Nuske, H.J., Pellecchia, M., Kane, C., Seidman, M., Maddox, B.B., MacMullen Freeman, L., Rump, K., Reisinger, E.M., Xie, M., & Mandell, D.S. (2020). Self-regulation is bi-direcctionally associated with cognitive development in children with autism. Journal of Applied Developmental Psychology, 68. Retrieved from https://fpg.unc.edu/sites/fpg.unc.edu/files/resources/reports-and-policy-briefs/PromotingSelf-RegulationIntheFirstFiveYears.pdf


OnlinePsychology@Pepperdine, the online Master of Science in Behavioral Psychology program from Pepperdine University (2021). How to Improve Emotional

Rappaport, M. (1996). Strategies for pro- moting language acquisition in children with autism. In C. Maurice, G. Green, & S. C. Luce (Eds.), Behavioral intervention for young children with autism: A manual for parents and professionals (pp. 307–319). Austin: PRO-ED.
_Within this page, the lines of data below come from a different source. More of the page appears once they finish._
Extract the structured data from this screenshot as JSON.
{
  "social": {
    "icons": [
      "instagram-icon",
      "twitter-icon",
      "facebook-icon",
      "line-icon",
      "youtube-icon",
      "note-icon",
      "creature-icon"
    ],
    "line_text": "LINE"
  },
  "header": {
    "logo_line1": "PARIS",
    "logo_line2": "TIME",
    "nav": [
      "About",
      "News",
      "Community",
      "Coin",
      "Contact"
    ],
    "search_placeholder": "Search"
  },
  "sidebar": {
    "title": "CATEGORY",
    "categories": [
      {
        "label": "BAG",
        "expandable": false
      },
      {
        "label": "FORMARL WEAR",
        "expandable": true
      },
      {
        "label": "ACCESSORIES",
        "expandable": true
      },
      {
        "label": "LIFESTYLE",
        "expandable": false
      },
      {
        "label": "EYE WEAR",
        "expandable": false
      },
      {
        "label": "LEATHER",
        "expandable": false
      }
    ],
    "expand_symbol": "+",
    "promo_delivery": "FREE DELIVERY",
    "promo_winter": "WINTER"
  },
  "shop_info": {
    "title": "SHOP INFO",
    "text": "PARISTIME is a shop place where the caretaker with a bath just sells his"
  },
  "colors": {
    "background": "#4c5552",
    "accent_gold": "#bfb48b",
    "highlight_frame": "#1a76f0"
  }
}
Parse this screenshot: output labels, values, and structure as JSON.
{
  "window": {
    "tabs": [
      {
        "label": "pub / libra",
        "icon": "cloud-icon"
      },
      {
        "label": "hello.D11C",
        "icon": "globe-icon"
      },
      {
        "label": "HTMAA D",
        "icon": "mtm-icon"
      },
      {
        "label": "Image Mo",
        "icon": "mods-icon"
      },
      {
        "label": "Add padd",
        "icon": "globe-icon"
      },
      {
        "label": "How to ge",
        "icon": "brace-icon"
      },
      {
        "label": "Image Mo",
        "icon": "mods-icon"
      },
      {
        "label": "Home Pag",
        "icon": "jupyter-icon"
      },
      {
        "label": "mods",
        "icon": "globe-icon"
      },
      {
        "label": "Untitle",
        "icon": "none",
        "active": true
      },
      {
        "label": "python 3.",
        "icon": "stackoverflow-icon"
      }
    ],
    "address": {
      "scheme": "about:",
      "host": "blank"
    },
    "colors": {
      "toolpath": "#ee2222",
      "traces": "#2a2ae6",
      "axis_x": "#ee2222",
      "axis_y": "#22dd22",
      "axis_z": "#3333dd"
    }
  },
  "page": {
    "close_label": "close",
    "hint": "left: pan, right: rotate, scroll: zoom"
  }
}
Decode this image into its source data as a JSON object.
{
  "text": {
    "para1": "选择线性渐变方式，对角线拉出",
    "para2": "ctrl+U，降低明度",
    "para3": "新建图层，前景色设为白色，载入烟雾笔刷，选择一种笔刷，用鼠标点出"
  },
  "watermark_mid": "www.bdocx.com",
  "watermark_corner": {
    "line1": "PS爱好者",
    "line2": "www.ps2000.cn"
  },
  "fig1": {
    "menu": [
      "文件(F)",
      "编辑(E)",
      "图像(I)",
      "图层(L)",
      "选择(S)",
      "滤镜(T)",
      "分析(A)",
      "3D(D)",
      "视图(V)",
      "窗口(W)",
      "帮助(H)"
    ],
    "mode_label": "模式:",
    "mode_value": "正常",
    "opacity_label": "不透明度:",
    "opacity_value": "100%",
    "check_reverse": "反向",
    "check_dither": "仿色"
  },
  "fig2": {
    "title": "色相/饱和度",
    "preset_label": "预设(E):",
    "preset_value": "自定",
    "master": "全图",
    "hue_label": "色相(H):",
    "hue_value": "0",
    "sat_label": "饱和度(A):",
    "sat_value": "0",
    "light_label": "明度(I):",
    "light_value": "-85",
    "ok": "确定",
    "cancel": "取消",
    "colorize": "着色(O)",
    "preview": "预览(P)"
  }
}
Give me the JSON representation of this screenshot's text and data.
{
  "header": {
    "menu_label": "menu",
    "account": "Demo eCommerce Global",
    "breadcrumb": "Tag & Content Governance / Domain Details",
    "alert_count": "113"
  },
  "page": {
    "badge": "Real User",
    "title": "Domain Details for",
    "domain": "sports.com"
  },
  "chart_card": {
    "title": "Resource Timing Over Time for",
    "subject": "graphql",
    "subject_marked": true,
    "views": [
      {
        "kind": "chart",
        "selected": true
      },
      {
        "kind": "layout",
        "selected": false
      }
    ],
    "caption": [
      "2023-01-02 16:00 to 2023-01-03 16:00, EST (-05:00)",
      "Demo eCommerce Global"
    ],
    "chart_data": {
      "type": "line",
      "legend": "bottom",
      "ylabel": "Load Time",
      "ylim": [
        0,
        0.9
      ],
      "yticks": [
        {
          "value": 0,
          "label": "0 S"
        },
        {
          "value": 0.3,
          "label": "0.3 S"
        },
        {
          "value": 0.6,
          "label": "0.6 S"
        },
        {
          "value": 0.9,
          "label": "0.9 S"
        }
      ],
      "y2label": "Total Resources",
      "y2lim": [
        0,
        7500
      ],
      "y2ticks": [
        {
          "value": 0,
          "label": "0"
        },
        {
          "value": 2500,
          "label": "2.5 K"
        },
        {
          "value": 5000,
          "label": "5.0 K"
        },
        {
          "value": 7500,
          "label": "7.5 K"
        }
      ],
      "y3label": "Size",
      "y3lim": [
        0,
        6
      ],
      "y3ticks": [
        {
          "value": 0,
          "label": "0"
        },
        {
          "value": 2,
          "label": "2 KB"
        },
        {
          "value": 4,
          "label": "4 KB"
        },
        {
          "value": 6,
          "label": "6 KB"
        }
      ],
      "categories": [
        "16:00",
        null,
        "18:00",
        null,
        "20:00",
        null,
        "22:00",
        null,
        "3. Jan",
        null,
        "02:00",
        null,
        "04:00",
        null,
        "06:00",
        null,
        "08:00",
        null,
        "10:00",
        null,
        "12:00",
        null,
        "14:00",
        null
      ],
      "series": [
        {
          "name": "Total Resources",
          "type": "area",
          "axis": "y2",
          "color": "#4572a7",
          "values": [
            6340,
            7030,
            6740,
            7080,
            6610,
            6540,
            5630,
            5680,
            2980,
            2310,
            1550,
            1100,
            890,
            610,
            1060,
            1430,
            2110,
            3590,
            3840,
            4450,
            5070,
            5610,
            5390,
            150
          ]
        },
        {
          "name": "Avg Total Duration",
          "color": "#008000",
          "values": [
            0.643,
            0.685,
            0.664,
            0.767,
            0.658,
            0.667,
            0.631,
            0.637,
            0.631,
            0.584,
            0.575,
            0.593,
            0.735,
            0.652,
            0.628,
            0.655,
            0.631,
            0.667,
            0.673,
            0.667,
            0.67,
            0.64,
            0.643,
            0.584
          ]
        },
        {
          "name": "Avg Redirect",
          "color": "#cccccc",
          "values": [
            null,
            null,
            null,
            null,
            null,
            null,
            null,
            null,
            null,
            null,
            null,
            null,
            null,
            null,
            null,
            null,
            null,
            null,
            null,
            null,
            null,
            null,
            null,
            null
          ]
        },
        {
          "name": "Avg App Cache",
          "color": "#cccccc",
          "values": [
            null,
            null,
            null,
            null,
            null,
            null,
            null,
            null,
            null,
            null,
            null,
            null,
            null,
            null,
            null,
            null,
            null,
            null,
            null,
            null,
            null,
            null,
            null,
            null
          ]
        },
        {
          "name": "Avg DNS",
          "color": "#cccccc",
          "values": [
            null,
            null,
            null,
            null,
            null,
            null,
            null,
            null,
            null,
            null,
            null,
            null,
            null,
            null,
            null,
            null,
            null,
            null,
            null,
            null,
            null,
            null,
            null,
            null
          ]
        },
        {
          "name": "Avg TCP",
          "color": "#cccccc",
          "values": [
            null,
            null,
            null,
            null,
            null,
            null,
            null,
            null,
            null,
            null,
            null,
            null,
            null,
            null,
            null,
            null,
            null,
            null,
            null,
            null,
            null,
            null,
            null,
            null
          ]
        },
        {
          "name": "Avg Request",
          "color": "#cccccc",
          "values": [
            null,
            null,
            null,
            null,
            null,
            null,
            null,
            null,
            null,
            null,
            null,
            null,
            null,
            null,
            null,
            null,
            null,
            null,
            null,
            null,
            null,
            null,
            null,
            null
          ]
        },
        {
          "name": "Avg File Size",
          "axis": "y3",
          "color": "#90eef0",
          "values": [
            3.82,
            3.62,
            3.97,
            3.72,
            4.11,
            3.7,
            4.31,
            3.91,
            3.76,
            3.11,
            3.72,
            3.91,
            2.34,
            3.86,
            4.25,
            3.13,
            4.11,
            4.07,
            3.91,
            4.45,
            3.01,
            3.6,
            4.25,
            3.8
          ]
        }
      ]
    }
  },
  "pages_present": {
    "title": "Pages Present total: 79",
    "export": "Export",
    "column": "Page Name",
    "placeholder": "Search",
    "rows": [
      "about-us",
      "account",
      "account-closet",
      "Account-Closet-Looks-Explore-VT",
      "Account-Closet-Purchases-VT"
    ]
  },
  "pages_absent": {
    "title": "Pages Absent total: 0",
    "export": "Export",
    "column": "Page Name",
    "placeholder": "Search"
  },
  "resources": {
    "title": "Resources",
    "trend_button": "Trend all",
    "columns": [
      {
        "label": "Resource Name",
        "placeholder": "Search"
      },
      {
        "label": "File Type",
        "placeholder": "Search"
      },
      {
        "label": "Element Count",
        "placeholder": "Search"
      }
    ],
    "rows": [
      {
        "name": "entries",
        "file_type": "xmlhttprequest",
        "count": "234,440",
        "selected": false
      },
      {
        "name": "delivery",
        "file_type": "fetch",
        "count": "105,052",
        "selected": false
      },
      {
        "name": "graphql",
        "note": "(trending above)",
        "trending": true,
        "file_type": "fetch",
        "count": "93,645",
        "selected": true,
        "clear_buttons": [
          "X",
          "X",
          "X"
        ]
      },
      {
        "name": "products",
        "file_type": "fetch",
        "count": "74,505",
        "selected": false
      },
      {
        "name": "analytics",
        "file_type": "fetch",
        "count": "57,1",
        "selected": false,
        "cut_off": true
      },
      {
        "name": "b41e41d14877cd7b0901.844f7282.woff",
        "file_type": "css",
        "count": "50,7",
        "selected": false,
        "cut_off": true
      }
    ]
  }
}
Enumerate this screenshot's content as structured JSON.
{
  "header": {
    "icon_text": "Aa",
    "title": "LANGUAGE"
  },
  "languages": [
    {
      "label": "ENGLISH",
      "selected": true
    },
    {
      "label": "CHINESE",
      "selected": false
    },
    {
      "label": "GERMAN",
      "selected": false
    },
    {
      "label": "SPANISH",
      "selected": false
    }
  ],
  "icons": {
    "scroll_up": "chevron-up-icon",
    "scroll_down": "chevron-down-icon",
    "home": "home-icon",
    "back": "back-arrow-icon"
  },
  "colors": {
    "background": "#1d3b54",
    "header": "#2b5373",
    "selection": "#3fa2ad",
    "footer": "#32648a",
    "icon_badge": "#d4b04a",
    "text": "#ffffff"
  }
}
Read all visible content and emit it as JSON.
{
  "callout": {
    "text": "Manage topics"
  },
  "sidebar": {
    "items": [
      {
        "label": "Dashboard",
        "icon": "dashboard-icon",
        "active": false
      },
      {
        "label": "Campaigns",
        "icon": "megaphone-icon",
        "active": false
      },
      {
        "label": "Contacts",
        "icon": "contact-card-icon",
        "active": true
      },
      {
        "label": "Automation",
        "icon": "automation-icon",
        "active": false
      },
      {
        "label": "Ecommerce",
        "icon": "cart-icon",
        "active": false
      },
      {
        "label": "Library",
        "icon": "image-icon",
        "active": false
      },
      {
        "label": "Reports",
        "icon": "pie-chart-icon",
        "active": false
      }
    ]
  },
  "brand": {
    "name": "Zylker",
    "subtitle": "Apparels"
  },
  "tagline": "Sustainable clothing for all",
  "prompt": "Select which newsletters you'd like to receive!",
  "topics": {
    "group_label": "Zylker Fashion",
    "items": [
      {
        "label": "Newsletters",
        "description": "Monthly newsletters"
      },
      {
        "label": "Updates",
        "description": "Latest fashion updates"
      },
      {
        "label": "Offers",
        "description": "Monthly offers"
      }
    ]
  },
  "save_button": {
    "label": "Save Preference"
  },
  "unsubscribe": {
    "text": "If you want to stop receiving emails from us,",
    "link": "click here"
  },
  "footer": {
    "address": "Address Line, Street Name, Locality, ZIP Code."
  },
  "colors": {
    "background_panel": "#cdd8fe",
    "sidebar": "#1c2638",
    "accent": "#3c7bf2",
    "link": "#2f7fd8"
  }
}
Self-Regulation Among Children with Autism and Attention Disorders. Retrieved from https://onlinegrad.pepperdine.edu/blog/emotional-self-regulation-children-autism/


Owens, G., Granader, Y., Humphrey, A. et al. LEGO® Therapy and the Social Use of Language Programme: An Evaluation of Two Social Skills Interventions for Children with High Functioning Autism and Asperger Syndrome. J Autism Dev Disord 38, 1944 (2008). https://doi-org.proxy.bsu.edu/10.1007/s10803-008-0590-6


Parsonson, Barry S. (2021). Evidence-based classroom behaviour management strategies. ERIC, 13(1), 16-23. https://files.eric.ed.gov/fulltext/EJ976654.pdf.


Samuels, R., & Stansfield, J. (2011). The effectiveness of Social Stories™ to develop social interactions with adults with characteristics of autism spectrum disorder. British Journal of Learning Disabilities, 40(4), 272–285. https://doi.org/10.1111/j.1468-3156.2011.00706.x


​​Schertz H, Robb M. (2006). Interventions for Toddlers with Autism: Building on the Parent-Child Relationship to Promote Joint Attention.Young Exceptional Children.


Trevisan, D.A., Abel, E.A., Brackett, M.A., & McPartland (2021). Considerations about how emotional intelligence can be enhanced in children with autism spectrum disorder. Frontiers in Education. doi: 10.3389/feduc.2021.639736


U.S. Department of Health and Human Services, Office of Planning, Research, & Evaluation. (2021). Self-regulation and toxic stress series. Retrieved from https://www.acf.hhs.gov/ opre/project/self-regulation-and-toxic-stress-series

Warren, S. F., Yoder, P. J., Gazdag, G. E., Kim, K., & Jones, H. A. (1993). Facilitat- ing prelinguistic communication skills in young children with developmental delay. Journal of Speech and Hearing Research, 36, 83–97.

Yoder, P. J., & Warren, S. F. (1999). Self- initiated proto-declaratives and proto- imperatives can be facilitated in prelinguis- tic children with developmental disabilities. Journal of Early Intervention, 22, 337–354.


For additional information about social skills please reach out to us at admin@withinmetherapy.com


261 views0 comments

Recent Posts

See All